▸ **Provided data**:
______
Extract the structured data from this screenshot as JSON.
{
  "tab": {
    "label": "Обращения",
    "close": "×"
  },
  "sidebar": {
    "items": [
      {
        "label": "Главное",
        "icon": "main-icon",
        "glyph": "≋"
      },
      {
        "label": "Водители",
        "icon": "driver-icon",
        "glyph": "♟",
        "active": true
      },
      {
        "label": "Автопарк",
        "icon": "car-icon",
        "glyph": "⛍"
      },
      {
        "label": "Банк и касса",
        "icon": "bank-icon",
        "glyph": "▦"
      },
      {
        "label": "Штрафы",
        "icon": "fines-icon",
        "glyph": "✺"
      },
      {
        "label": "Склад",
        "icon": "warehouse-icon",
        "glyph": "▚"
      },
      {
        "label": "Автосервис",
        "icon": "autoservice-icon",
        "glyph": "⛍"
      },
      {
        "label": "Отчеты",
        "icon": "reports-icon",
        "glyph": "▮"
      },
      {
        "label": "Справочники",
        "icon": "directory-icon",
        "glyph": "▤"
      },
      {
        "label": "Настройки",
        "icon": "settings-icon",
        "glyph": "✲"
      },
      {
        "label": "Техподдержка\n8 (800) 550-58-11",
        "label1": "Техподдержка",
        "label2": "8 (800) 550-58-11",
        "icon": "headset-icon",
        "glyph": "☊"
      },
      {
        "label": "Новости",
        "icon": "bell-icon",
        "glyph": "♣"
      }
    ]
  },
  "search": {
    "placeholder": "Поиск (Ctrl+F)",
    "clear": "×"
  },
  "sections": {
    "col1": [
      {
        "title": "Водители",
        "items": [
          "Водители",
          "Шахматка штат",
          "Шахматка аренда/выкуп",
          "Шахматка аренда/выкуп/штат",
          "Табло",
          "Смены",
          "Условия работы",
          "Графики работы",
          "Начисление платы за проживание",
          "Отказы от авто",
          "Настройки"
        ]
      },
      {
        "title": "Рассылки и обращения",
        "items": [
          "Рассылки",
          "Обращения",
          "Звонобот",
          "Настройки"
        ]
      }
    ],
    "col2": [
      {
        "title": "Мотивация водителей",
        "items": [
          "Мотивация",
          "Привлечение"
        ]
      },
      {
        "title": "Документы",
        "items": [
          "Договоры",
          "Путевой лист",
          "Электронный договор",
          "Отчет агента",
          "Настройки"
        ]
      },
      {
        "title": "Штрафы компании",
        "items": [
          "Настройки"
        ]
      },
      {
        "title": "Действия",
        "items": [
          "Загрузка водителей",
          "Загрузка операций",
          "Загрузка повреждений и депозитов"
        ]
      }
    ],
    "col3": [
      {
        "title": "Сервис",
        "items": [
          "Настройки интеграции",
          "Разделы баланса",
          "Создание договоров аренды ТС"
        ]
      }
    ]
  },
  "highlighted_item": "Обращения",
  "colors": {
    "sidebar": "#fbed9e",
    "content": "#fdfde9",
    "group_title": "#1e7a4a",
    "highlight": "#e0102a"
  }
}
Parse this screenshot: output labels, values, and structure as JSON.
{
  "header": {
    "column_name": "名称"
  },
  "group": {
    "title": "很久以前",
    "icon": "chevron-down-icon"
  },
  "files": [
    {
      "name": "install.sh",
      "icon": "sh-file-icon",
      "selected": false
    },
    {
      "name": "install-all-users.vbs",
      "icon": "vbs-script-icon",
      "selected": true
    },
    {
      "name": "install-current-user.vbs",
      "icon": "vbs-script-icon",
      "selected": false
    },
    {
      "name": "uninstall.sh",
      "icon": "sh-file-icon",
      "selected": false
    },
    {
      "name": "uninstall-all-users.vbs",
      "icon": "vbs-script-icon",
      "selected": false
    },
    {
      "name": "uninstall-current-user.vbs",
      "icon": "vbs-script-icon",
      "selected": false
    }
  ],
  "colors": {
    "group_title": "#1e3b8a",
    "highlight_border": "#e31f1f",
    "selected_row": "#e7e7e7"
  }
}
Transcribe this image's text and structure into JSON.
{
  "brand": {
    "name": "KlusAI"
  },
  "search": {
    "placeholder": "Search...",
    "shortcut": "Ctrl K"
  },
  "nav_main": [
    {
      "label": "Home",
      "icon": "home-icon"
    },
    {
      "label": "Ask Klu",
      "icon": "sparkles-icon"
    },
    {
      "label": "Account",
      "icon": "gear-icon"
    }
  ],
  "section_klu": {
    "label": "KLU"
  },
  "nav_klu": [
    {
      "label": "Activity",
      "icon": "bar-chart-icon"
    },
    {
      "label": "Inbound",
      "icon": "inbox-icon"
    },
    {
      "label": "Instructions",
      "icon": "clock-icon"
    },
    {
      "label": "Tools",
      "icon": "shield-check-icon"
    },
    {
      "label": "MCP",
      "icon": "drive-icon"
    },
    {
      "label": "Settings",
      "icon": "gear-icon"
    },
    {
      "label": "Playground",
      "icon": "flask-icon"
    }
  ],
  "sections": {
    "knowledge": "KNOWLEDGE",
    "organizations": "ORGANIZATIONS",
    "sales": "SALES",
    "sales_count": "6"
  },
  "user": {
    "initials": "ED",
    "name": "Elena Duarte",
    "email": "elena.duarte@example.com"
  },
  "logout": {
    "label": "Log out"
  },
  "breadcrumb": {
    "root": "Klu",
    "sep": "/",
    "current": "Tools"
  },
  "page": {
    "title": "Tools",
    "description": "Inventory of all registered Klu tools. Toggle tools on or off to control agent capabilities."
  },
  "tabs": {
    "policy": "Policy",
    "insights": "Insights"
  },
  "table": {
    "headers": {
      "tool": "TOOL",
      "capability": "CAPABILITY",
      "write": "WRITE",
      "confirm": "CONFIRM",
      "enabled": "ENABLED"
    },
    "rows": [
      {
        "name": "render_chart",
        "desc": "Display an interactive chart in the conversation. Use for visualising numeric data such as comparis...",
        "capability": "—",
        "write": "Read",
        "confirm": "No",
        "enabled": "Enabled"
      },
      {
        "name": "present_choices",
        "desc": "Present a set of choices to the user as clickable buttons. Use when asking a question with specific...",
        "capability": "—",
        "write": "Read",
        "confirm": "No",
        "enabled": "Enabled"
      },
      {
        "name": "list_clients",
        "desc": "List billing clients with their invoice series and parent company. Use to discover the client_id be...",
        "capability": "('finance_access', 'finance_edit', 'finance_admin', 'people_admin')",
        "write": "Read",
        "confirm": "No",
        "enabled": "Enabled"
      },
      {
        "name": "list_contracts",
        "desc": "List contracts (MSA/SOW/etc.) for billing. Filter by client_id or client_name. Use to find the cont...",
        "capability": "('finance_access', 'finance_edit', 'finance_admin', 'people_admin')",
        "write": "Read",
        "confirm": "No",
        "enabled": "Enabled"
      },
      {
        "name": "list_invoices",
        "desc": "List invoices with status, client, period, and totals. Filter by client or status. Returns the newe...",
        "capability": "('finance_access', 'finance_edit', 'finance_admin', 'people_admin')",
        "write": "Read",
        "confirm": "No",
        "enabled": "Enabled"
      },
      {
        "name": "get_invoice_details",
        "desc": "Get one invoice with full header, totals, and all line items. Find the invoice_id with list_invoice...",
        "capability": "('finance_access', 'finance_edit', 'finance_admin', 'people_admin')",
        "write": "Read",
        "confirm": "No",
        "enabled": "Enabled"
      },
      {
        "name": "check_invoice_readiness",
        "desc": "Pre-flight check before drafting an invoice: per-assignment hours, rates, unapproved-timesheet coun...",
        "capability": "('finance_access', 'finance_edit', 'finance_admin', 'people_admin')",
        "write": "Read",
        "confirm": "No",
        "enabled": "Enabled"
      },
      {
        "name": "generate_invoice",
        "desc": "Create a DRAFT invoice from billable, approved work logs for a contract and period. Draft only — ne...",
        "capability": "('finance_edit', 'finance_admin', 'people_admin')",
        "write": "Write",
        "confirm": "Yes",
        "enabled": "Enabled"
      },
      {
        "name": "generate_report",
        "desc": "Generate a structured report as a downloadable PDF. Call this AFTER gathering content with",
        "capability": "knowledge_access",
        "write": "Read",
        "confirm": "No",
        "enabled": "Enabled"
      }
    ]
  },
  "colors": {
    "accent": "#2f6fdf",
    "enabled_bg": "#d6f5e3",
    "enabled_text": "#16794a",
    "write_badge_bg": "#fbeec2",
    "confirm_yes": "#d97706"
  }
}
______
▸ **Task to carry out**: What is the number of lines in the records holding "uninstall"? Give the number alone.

▸ **Response to the exercise**: 3